● Task goal
Report all lines of the records that contain "JSON".

(Data about app and page elements)

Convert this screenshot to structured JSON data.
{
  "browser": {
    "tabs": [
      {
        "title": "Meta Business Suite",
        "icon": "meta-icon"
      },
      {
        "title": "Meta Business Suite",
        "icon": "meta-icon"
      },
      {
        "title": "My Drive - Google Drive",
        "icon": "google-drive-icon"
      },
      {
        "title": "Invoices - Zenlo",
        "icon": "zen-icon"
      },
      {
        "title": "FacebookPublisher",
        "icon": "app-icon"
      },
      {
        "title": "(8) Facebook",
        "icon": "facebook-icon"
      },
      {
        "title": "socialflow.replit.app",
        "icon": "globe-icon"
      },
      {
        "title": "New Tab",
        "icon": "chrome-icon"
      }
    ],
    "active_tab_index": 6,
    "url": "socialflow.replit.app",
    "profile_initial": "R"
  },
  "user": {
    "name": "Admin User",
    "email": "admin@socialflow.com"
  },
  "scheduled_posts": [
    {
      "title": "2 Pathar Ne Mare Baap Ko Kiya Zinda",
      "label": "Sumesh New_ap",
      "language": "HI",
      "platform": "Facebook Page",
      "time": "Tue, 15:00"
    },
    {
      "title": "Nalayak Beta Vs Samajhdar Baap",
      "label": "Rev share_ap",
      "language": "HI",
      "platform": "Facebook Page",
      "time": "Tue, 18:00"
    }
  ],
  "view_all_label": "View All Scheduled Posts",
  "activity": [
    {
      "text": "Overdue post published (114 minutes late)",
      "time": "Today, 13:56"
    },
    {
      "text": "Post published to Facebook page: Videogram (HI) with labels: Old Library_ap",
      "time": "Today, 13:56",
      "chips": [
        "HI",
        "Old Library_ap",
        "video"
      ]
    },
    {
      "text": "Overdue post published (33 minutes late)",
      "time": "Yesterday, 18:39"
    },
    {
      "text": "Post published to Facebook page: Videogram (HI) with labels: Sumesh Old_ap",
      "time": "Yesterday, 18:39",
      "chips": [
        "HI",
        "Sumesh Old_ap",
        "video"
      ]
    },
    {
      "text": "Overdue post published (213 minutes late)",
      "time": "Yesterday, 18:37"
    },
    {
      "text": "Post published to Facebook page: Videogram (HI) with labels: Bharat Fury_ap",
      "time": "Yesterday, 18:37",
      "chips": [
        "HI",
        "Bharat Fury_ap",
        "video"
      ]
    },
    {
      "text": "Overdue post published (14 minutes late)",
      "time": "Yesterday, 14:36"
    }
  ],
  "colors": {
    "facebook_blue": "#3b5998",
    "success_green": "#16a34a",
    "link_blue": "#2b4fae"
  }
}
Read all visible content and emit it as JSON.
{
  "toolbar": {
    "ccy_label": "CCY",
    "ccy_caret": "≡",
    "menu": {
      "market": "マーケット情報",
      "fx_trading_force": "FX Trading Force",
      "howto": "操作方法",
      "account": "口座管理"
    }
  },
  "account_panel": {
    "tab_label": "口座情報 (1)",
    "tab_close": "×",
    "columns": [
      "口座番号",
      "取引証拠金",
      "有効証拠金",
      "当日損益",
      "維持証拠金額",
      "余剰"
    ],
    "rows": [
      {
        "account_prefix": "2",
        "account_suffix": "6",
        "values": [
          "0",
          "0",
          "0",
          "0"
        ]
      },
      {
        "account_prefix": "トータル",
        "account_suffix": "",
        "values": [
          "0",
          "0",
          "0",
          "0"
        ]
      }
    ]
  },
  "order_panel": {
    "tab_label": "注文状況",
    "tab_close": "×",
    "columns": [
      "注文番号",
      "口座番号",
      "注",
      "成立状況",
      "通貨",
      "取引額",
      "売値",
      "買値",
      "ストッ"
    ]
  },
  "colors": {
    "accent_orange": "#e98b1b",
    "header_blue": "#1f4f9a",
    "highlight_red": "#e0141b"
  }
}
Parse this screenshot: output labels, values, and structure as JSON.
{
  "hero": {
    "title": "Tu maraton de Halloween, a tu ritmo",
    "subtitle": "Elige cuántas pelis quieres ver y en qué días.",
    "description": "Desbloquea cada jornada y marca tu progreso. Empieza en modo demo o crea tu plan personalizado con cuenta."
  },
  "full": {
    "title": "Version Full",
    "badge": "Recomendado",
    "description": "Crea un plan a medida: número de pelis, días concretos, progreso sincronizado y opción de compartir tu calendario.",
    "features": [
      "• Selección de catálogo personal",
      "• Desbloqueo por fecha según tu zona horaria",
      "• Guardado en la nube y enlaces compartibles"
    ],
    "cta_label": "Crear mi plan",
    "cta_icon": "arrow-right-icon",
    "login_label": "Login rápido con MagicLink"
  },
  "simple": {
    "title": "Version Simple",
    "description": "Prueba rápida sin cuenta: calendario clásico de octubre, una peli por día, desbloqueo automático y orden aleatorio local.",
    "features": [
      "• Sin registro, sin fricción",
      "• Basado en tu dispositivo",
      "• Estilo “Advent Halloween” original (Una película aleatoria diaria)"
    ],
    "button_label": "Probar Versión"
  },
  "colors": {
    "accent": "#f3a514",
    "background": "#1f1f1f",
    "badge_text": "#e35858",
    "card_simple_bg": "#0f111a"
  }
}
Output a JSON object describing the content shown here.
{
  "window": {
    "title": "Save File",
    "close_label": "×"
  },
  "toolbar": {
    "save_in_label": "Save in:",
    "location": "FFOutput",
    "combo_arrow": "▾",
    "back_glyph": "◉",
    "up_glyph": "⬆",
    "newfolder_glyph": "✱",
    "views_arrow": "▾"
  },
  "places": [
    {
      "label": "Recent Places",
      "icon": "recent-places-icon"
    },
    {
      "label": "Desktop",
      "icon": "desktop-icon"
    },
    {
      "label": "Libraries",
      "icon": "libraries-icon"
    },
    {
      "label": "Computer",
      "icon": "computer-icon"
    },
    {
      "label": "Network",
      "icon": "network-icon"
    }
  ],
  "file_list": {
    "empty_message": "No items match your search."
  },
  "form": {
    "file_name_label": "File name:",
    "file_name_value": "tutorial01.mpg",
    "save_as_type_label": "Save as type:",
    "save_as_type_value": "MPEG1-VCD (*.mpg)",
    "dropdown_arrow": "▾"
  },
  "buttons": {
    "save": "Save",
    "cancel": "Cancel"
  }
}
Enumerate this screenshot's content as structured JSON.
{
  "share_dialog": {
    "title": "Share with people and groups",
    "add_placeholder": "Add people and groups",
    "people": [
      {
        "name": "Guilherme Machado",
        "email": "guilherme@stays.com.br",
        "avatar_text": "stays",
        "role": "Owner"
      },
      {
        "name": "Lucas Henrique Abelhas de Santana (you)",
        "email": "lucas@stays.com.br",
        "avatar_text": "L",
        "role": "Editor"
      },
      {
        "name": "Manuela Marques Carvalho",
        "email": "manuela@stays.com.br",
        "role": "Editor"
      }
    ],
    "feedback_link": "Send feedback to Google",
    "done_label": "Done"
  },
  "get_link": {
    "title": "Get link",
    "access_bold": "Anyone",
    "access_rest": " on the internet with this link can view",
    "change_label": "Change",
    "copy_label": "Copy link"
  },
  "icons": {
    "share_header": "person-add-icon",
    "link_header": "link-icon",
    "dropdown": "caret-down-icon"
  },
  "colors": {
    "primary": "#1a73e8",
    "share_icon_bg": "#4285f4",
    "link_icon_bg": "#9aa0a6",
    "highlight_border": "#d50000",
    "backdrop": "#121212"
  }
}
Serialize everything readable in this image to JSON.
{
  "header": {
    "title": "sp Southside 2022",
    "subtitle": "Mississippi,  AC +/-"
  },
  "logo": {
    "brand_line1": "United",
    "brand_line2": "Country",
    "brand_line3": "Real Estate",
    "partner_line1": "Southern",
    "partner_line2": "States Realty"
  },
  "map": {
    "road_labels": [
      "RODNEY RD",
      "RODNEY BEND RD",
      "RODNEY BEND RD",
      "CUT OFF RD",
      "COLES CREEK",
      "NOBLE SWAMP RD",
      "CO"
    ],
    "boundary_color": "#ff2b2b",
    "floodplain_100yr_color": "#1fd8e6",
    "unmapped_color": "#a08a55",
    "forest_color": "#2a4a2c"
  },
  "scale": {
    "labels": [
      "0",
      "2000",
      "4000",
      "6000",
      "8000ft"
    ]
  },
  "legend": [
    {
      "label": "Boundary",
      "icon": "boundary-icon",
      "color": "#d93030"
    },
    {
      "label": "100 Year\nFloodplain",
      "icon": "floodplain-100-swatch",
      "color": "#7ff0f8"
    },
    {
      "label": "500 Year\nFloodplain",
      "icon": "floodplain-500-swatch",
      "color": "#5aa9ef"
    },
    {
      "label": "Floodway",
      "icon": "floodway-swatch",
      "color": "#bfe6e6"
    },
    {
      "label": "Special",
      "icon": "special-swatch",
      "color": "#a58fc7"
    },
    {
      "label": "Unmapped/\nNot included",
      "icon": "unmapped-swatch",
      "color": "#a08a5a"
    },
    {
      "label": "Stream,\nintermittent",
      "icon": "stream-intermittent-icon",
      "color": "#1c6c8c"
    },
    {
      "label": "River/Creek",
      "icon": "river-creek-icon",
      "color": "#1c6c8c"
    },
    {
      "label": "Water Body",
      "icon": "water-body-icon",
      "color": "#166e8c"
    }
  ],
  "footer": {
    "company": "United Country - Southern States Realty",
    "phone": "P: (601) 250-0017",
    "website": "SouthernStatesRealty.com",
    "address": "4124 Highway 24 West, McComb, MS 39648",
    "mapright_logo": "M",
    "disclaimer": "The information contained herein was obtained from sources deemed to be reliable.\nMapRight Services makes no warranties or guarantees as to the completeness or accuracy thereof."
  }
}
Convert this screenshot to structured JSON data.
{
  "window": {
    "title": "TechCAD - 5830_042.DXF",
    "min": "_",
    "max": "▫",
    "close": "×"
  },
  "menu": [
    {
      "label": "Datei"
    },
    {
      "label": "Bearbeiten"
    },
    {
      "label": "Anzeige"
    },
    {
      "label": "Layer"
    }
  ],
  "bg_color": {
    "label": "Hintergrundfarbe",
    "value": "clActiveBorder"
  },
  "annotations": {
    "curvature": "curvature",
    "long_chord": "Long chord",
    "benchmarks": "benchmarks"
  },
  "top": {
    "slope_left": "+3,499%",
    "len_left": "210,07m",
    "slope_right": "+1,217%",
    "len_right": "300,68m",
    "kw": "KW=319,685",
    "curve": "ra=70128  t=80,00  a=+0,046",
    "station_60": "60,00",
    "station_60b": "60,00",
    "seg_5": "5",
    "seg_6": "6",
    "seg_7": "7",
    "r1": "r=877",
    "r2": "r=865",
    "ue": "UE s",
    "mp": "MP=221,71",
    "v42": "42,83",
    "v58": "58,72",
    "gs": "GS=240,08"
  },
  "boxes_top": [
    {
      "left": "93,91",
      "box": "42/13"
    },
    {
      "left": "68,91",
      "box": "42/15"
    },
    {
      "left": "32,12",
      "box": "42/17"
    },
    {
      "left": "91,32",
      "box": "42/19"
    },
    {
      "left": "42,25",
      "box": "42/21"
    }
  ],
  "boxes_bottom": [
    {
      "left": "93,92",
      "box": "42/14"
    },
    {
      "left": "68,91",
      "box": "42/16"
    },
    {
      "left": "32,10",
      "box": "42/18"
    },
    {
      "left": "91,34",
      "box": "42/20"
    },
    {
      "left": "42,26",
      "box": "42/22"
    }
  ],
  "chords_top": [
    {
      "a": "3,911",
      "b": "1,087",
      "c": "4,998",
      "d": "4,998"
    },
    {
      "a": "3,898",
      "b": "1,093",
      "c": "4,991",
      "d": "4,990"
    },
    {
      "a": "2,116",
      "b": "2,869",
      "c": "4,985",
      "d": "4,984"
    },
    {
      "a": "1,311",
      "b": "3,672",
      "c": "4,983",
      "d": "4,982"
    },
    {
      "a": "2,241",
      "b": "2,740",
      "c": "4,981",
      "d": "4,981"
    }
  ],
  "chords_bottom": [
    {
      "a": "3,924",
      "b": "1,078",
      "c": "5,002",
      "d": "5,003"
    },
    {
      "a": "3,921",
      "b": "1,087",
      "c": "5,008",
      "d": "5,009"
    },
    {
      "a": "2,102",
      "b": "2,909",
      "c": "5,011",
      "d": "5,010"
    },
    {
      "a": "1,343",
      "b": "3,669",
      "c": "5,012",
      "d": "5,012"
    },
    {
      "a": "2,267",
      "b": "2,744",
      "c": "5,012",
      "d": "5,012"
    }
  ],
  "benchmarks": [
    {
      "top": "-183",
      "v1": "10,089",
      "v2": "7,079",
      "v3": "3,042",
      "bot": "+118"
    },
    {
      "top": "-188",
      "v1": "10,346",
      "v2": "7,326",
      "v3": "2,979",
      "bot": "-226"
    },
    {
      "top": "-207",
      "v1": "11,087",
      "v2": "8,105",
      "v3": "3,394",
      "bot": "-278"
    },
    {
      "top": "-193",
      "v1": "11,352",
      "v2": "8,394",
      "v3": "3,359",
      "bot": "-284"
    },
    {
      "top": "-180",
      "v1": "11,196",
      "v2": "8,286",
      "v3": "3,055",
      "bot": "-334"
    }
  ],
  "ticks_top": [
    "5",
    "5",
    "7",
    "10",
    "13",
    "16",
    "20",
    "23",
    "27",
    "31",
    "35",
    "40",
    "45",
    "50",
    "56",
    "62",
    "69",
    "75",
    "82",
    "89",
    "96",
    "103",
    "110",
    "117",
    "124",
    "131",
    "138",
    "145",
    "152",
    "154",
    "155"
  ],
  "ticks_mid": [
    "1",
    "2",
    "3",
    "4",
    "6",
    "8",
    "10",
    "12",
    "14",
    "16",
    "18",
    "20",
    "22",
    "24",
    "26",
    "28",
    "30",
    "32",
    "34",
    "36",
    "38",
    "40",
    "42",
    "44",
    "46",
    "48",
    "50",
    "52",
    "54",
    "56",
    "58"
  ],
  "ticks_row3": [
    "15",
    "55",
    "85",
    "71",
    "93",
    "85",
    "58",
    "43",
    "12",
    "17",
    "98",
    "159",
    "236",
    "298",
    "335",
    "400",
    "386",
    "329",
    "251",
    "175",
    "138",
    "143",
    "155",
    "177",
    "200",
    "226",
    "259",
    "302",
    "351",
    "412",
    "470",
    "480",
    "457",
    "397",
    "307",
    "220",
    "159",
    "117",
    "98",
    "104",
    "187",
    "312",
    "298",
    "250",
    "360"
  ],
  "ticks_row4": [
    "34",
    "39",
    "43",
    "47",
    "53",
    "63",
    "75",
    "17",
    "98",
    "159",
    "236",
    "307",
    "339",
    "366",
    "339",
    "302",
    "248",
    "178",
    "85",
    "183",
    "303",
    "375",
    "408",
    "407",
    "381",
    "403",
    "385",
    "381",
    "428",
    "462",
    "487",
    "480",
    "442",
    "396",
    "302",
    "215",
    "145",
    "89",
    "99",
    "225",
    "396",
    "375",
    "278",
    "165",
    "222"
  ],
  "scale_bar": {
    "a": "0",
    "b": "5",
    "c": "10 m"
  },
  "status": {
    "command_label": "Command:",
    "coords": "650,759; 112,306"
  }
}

● Exercise response
Convert this screenshot to structured JSON data.
Read all visible content and emit it as JSON.
Parse this screenshot: output labels, values, and structure as JSON.
Output a JSON object describing the content shown here.
Enumerate this screenshot's content as structured JSON.
Serialize everything readable in this image to JSON.
Convert this screenshot to structured JSON data.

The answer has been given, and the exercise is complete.